Depending on who you ask, you’ll get a different assessment of the economy.
“Our visit with West Coast investors this week revealed most clients have a more cautious economic outlook than we currently forecast,” wrote Goldman Sachs’ David Kostin in a new note to clients. “Most hedge fund and mutual fund clients expect growth will disappoint and is likely to be in the 2.0%-2.5% range.”
More from Kostin:
…Goldman Sachs economics research forecasts US GDP growth will accelerate during the next several quarters to a pace above 3%. We expect annual GDP growth will average roughly 3% during 2014, 2015, and 2016. The key drivers of the stronger growth include moderating fiscal drag (the fading of the impact of higher payroll taxes, government spending cuts, and the Sequester, all of which first hit in 2013). A falling savings rate will provide an additional tailwind to consumer spending in the next few years.
With this in mind, Kostin’s team is recommending the stocks of companies that have high operating leverage. These are the companies that would see earnings growth amplified as more revenue passes to the bottom line via a fixed operating cost structure. In other words, marginal increases in sales translate into accelerating gains in profits.
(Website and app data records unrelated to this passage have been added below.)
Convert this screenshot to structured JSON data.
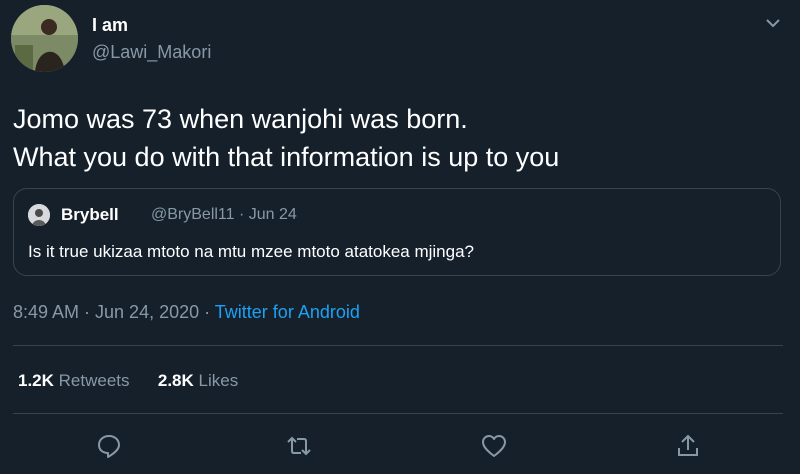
{
  "author": {
    "display_name": "I am",
    "handle": "@Lawi_Makori"
  },
  "tweet": {
    "line1": "Jomo was 73 when wanjohi was born.",
    "line2": "What you do with that information is up to you"
  },
  "quoted": {
    "name": "Brybell",
    "handle_date": "@BryBell11 · Jun 24",
    "text": "Is it true ukizaa mtoto na mtu mzee mtoto atatokea mjinga?"
  },
  "meta": {
    "timestamp": "8:49 AM · Jun 24, 2020 · ",
    "source": "Twitter for Android"
  },
  "stats": {
    "retweets_count": "1.2K",
    "retweets_label": "Retweets",
    "likes_count": "2.8K",
    "likes_label": "Likes"
  },
  "colors": {
    "background": "#15202b",
    "muted": "#8899a6",
    "link": "#1da1f2",
    "border": "#38444d"
  }
}
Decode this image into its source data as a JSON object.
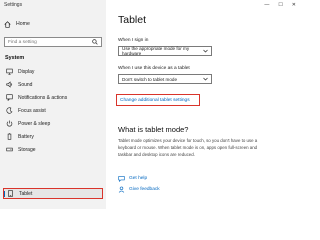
{
  "window": {
    "title": "Settings"
  },
  "window_controls": {
    "minimize": "—",
    "maximize": "☐",
    "close": "✕"
  },
  "sidebar": {
    "home_label": "Home",
    "search": {
      "placeholder": "Find a setting"
    },
    "section_title": "System",
    "items": [
      {
        "label": "Display",
        "icon": "display-icon"
      },
      {
        "label": "Sound",
        "icon": "sound-icon"
      },
      {
        "label": "Notifications & actions",
        "icon": "notifications-icon"
      },
      {
        "label": "Focus assist",
        "icon": "focus-assist-icon"
      },
      {
        "label": "Power & sleep",
        "icon": "power-icon"
      },
      {
        "label": "Battery",
        "icon": "battery-icon"
      },
      {
        "label": "Storage",
        "icon": "storage-icon"
      },
      {
        "label": "Tablet",
        "icon": "tablet-icon",
        "selected": true
      }
    ]
  },
  "main": {
    "title": "Tablet",
    "sign_in": {
      "label": "When I sign in",
      "value": "Use the appropriate mode for my hardware"
    },
    "as_tablet": {
      "label": "When I use this device as a tablet",
      "value": "Don't switch to tablet mode"
    },
    "additional_link": "Change additional tablet settings",
    "what_is": {
      "heading": "What is tablet mode?",
      "line1": "Tablet mode optimizes your device for touch, so you don't have to use a",
      "line2": "keyboard or mouse. When tablet mode is on, apps open full-screen and",
      "line3": "taskbar and desktop icons are reduced."
    },
    "get_help": "Get help",
    "give_feedback": "Give feedback"
  },
  "colors": {
    "accent": "#0067c0",
    "highlight": "#d9342b",
    "sidebar_bg": "#f2f2f2"
  }
}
Our top near-term recommendation is for portfolio managers to own stocks with high operating leverage. A key part of our investment thesis is that the US economy will accelerate but profit margins will remain flat as they have during the past several years. Accordingly, operating leverage becomes essential to generate EPS growth. Within their respective sectors, companies such as AMZN, R, RHI, LUV, NFLX, PXD, EOG, BRCM, BSK, and MRK have a high degree of operating leverage and are constituents in our basket. We calculate degree of operating leverage as the ratio of revenue after variable operating costs to revenue after variable and fixed operating costs.
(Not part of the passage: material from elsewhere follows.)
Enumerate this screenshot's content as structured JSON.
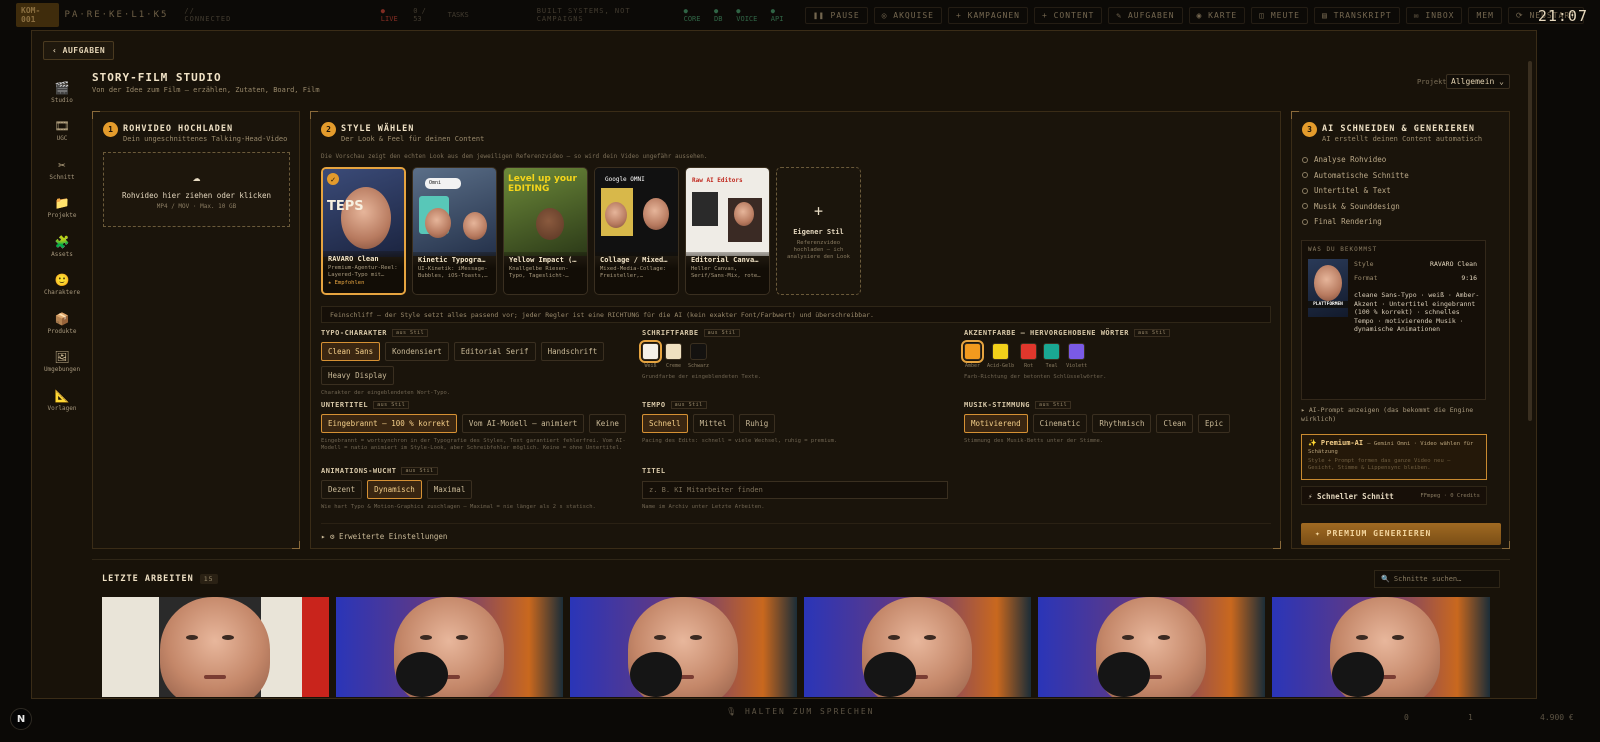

“We expect the S&P 500 will trade at 1750 at yearend 2013 (+4.0%) and 1825 in 12 months (+8.4%),” writes Kostin.